Reporter survives flu’s best shot


As a health reporter for this newspaper, I don’t actually dispense medical advice, but report on those who do. And every year, like clockwork, I trot out warnings about the upcoming flu season and recommendations from public health officials. I try to make sure readers know where they can most conveniently get vaccinated against influenza.

I should have taken notes on my own notes.

It began the day after Christmas. This is the day I traditionally cannot stand another moment of shiny red and green clutter. Up come the plastic totes and in goes Christmas. This timing is not for everyone, of course, but I just can’t really get de-holidayed until this happens. I tend to want to stay in jammies, drink cocoa and read magazines. My boss frowns on this.

I fought a tickle in my throat the whole day, but scoffed at Camo Man’s suggestion I might want to forego the annual take-the-whole-clan-to-the-movies night.

“It’s a cold,” I assured my husband. “We’re going.”

I warned the young man in the ticket window to use the hand sanitizer after handling my cash.

“I have a cold. Do it, or I’m calling your mom.”

He smiled, as any illness-exempt teen would. Hope he’s smiling now.

The next morning, Friday, I used a vacation day to take care of some business. I want to apologize, right now, to everyone at my bank, even though I offered the standard warning that I had a cold. I shudder thinking of how many people might have touched the pen I used. I’m so, so sorry.


Even when I donned my man’s cozy cotton jammies and crawled into bed later that afternoon, I thought my increasing cough was the incoming tide of a robust chest cold.

I also figured a little nap would help my body defend itself and then I would enjoy Christmas leftovers with my family at dinner.

My feet, however, would not touch the floor again until Sunday, about the time the sky was leaking light as dusk elbowed its way in.

This, I thought, as I lay in sweaty sheets and tried to figure out where that incredibly annoying rattle was coming from (answer: my chest), this is the flu. This is how people die.

If it had not been for faceless people placing water containers in my clawed hand and standing there until I drank, I would have happily drifted off to a dehydrated death. I dreamed of being in the emergency room, taken care of while resting on cool sheets in a darkened room. As I seesawed from Sahara Desert to Antarctica, I fought with the covers and whispered to the disembodied voices coming from my bedroom door.

By Monday, I was officially unwashed for the longest stretch of my life. Didn’t care, either. I was in the same plaid pants and too-big T-shirt, mummified in blankets on the couch. I couldn’t bear the thought of water touching my fever-sore skin or peeling off the only thing between me and the frozen particles of air at my house.

My lungs were threatening to come out of my chest with every hack, I had no desire for food and I could only read when my eyeballs didn’t ache. I moved slowly when forced to. My fingertips were too tender to dial a phone or touch a keyboard.

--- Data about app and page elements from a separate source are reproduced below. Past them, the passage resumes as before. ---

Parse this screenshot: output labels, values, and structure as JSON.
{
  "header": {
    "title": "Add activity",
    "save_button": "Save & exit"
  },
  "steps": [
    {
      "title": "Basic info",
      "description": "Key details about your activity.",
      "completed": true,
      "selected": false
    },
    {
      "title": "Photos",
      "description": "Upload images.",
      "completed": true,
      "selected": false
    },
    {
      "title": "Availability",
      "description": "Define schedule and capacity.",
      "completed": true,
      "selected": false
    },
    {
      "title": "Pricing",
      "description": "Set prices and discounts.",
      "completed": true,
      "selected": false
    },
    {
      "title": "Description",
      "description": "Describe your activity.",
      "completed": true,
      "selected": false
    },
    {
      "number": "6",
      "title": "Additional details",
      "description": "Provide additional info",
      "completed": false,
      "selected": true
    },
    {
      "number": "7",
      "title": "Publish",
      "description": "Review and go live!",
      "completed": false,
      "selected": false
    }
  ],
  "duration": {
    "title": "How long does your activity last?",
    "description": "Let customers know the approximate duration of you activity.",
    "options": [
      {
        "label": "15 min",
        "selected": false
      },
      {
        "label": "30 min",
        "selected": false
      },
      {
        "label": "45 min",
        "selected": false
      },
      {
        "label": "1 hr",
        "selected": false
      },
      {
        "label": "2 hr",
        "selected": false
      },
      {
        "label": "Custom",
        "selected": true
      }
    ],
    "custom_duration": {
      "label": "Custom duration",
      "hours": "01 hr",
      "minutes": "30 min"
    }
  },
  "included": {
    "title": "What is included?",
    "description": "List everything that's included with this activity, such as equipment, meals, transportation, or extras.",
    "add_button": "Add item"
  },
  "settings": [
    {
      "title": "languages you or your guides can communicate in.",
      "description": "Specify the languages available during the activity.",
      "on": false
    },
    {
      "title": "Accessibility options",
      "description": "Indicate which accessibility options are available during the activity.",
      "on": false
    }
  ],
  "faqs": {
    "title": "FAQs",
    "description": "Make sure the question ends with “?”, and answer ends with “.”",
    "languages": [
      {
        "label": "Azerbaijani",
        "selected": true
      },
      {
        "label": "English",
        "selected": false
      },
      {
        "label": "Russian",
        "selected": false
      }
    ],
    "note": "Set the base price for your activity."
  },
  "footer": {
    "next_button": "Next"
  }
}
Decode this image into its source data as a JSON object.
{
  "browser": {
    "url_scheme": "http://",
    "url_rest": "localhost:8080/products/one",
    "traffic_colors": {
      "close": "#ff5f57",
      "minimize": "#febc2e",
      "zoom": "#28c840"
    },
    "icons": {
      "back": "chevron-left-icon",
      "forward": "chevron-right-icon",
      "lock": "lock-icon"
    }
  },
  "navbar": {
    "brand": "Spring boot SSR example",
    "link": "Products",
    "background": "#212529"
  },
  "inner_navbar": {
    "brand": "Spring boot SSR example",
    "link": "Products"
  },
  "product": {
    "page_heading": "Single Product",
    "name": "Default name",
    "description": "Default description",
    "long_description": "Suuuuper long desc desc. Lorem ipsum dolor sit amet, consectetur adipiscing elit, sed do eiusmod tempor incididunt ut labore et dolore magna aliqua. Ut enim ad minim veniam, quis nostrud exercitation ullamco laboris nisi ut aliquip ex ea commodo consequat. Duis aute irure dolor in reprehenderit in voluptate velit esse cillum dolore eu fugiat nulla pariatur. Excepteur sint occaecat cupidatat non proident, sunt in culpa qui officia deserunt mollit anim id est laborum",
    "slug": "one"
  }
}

I bemoaned my stupidity for failing to heed my own stories and get a flu shot, even when that added to Camo Man’s smugness for taking such action. He got vaccinated while at work, so it’s not like he gets a prize for being the first man to take responsibility for his health, by the way.

A few friends told me, “I don’t believe in flu shots.” Be that as it may, the flu believes in you. Oh, so much — enough to attach itself with tentacles and burrow in like in those horror movies. The flu does not care how you feel about science, medicine or going to work. The flu wants to be your best and final friend, it does.

Me? I now believe in flu shots like never before. Underscored by having donated a day of vacation and two of sick leave to the enemy.

On Tuesday, I worked up the courage to shower. I ate soup. I cared that there is nothing but drivel on TV. I begged my family’s help with laundry. I wore real clothes for a few hours. It was quite the New Year’s Eve, followed by a party the next day of more crap TV and one frenetic hour of family cleaning.

Today, Jan. 2, I am at work. Just walking to the building from my car seems worthy of a nap. I’m no longer contagious, but I sound like I am — I’ve sent out the apologetic email for subjecting all here to the disgusting sounds of my body ridding itself of the souvenirs influenza left behind.

That’s the end of this flu saga, children. You know what to do. I do, too, A LITTLE LATE.

Sheila Hagar can be reached at 509-526-8322 or


Use the comment form below to begin a discussion about this content.

Sign in to comment

Click here to sign in